# What to produce
Once you have checked the records that follow, state how many of their lines hold "Information", giving the number only.

************

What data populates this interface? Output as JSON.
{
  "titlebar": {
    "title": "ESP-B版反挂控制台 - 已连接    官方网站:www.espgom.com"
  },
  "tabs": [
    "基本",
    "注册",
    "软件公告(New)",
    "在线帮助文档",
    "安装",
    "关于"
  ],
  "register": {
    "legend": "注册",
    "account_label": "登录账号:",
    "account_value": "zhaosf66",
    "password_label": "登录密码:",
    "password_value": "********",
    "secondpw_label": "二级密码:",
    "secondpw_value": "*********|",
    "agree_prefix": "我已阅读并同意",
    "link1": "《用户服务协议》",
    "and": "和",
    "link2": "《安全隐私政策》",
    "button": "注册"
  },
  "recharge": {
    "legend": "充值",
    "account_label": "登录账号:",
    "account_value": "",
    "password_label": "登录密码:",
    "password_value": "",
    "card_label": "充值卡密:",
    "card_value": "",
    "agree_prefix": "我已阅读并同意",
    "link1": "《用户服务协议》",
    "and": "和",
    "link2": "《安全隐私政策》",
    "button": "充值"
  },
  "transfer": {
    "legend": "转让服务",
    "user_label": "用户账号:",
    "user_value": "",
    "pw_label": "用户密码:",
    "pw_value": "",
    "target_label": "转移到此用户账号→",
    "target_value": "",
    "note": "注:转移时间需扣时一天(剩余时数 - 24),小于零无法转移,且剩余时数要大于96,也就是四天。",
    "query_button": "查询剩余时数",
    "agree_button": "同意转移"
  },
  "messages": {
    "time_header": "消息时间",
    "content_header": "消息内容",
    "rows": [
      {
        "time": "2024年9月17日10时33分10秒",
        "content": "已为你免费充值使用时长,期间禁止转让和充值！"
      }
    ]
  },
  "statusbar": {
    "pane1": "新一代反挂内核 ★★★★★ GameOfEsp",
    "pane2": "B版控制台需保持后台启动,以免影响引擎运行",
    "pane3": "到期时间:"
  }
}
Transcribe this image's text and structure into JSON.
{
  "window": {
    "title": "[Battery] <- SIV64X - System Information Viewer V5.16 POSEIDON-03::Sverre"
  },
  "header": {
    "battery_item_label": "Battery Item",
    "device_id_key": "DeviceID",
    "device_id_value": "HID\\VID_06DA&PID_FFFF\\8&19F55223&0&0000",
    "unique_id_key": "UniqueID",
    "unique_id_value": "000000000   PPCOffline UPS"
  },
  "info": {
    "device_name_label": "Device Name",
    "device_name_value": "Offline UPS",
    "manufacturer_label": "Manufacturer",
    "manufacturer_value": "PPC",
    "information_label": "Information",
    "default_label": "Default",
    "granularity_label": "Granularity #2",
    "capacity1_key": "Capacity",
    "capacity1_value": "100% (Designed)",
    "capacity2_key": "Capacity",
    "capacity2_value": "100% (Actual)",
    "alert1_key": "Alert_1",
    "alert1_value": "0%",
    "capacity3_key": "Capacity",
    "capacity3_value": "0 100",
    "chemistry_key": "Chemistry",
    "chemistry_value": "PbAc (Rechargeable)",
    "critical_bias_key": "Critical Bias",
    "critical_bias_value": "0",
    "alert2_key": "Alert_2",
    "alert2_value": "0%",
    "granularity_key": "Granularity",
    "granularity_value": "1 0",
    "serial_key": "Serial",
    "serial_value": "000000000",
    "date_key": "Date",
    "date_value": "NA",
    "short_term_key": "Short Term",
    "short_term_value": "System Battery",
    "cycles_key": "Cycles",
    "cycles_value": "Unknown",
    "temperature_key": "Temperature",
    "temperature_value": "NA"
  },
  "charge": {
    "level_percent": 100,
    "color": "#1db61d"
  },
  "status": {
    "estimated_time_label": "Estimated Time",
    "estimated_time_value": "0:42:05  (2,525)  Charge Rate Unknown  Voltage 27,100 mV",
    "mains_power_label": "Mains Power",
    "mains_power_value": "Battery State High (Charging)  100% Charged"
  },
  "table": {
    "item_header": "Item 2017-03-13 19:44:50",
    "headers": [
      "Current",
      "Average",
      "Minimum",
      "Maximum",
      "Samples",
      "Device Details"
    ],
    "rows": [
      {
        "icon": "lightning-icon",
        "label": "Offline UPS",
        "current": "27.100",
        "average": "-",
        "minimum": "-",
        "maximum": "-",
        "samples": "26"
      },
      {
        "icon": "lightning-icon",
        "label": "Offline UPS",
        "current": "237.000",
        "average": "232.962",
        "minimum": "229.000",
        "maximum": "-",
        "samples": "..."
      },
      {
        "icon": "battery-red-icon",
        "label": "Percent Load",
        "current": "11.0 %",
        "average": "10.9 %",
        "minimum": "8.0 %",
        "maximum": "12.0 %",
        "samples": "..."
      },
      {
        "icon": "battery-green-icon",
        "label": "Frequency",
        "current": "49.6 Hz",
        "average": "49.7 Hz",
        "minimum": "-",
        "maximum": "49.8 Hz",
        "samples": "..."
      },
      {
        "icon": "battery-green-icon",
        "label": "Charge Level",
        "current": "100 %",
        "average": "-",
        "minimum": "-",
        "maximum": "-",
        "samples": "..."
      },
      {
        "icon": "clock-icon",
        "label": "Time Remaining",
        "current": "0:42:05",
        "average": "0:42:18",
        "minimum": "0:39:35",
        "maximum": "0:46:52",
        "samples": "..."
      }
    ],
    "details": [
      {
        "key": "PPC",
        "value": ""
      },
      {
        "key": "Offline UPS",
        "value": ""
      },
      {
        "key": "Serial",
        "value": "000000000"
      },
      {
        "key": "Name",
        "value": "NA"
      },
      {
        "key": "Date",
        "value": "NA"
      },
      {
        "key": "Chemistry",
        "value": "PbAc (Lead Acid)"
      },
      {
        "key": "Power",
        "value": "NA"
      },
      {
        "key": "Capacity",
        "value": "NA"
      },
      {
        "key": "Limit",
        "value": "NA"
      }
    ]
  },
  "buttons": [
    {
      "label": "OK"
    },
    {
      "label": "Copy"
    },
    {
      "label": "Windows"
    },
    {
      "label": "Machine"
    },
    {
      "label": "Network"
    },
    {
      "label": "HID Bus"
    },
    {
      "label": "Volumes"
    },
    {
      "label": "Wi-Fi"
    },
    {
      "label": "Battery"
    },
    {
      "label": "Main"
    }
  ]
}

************

# Solution to this problem
2